America’s favorite pastime has been part of Franklin County’s history for more than a century. The Old Depot Museum’s newest exhibit, Small-Town Ball: Playing America’s Game in Ottawa and Franklin County, explores the local history of baseball as both recreation and profession. The exhibit was on display through July 31, 2016.
During the first half of the Twentieth Century, most of Franklin County’s towns supported community teams, which were a major source of recreation for both the players and the town. Centropolis, Lane, LeLoup, Ottawa, Princeton, Richmond and Wellsville cheered for their own local teams. Other teams traveled to Franklin County to play. The most notable team to visit Franklin County was the Kansas City Monarchs, which played LeLoup during the Modern Woodmen of America picnic in Seylers Grove on August 21, 1929.
“The M.W.A. picnic illustrates how baseball was about much more than the game back then,” said Deborah Barker, executive director of the Franklin County Historical Society. “The picnic was a two-day celebration with music, food, prizes, and several baseball games featuring local teams as well as the Monarchs.”
Many local teams were sponsored by companies like Ottawa Car Works, Business Man’s Assurance Co., and KCP&L.
Notably missing from Franklin County’s history are high school teams. During the late 1800s and early 1900s, baseball was considered a “low” sport, encouraging drinking, tobacco chewing, and gambling, and many high schools refused to incorporate baseball into their athletic programs.
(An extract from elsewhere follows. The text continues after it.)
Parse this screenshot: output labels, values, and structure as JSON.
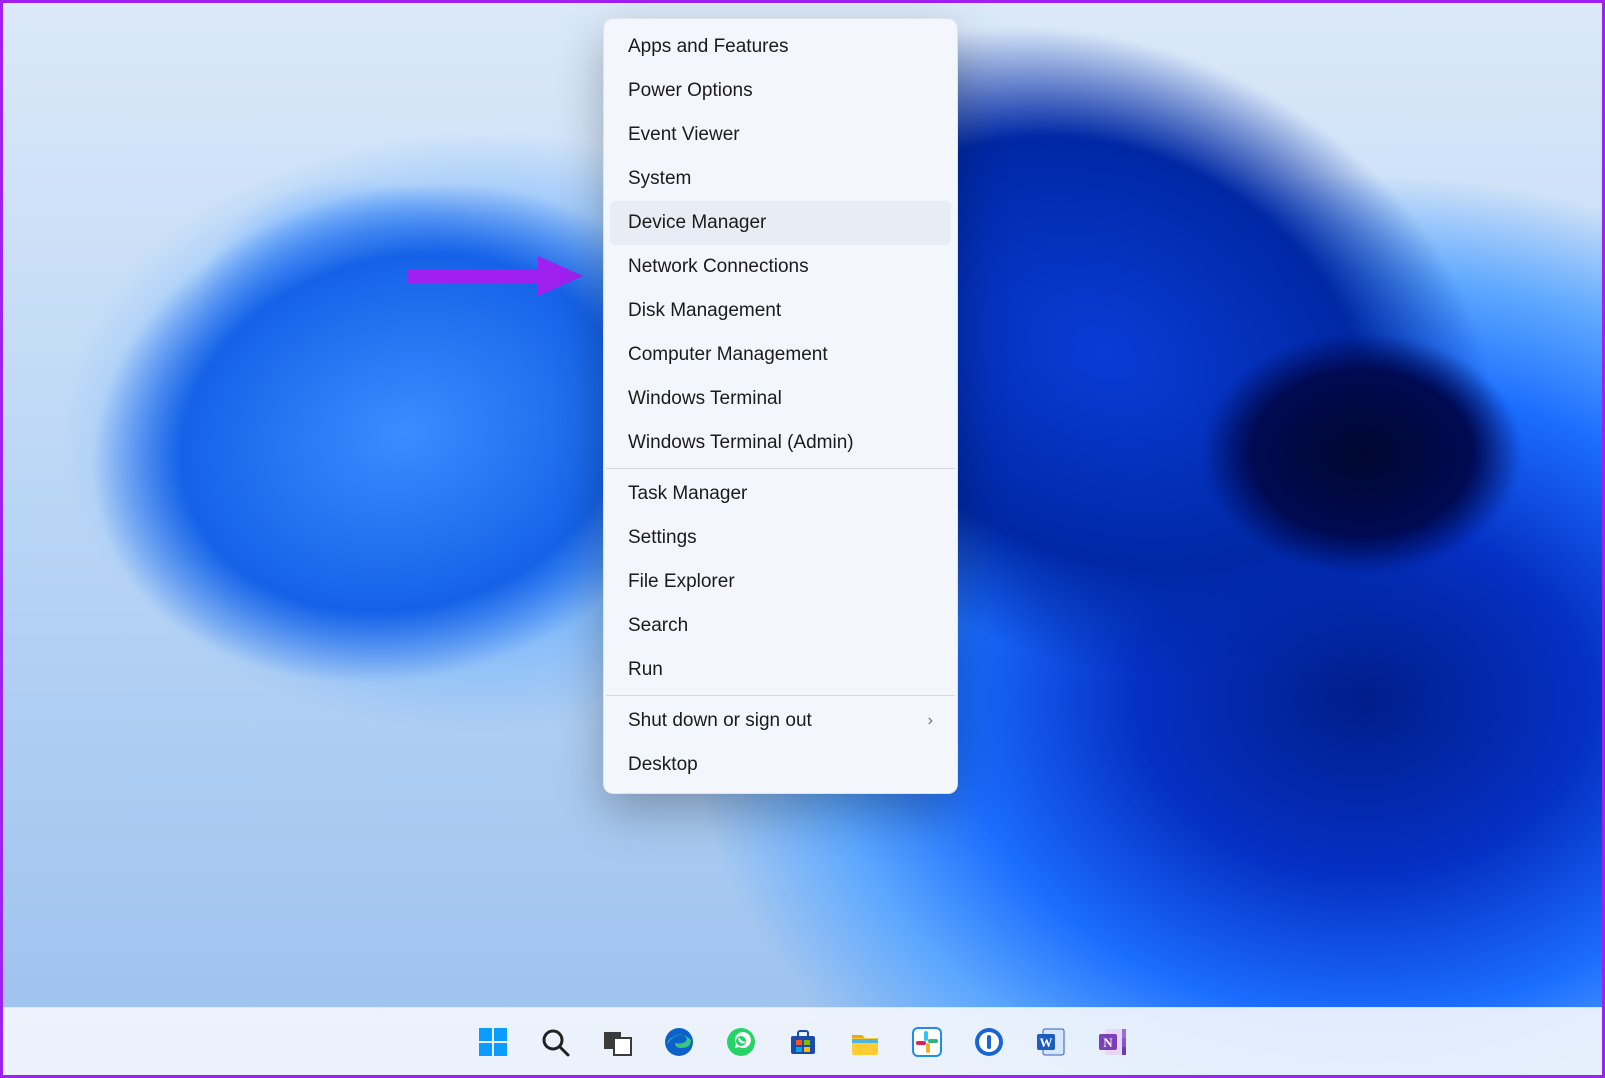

However, baseball was one of the earliest sports played at Ottawa University. According to Dave Malone, author of Ottawa University: 150 Years of Significance, it is believed that the Ottawa Indians played a version of baseball called “Two Old Cat” on the grounds now occupied by the Administration Building. By 1876, Ottawa University had its own official team.
Although Franklin County was not a hotbed for producing professional players, a few Franklin Countians have gone on to play in the minors and two players with Williamsburg roots—Lou McEvoy and Willie “Willie the Knuck” Ramsdell—made it to the majors.
And for a brief eight weeks in 1924, Ottawa was the temporary home of the McCloskeys, a minor league team from Newton. A member of the Southwestern League, the team was temporarily displaced when a microburst knocked down the stands and fences in their own field, and they played in Ottawa until their park was rebuilt.
The Old Depot Museum’s exhibit features photos, jerseys, pennants, and baseball equipment, as well as the stories of some of the players who made it to the minors and the majors. Several artifacts are on loan from the Richmond Community Museum and Appanoose Museum, two regional museums in Franklin County. The Franklin County Historical Society also hosted two events: the screening of Town Ball: Bigger than Baseball at the Plaza Cinema on June 21 and speaker Phil Dixon, who presented A Baseball Revolution: the Kansas City Monarchs in Our Hometown on July 21.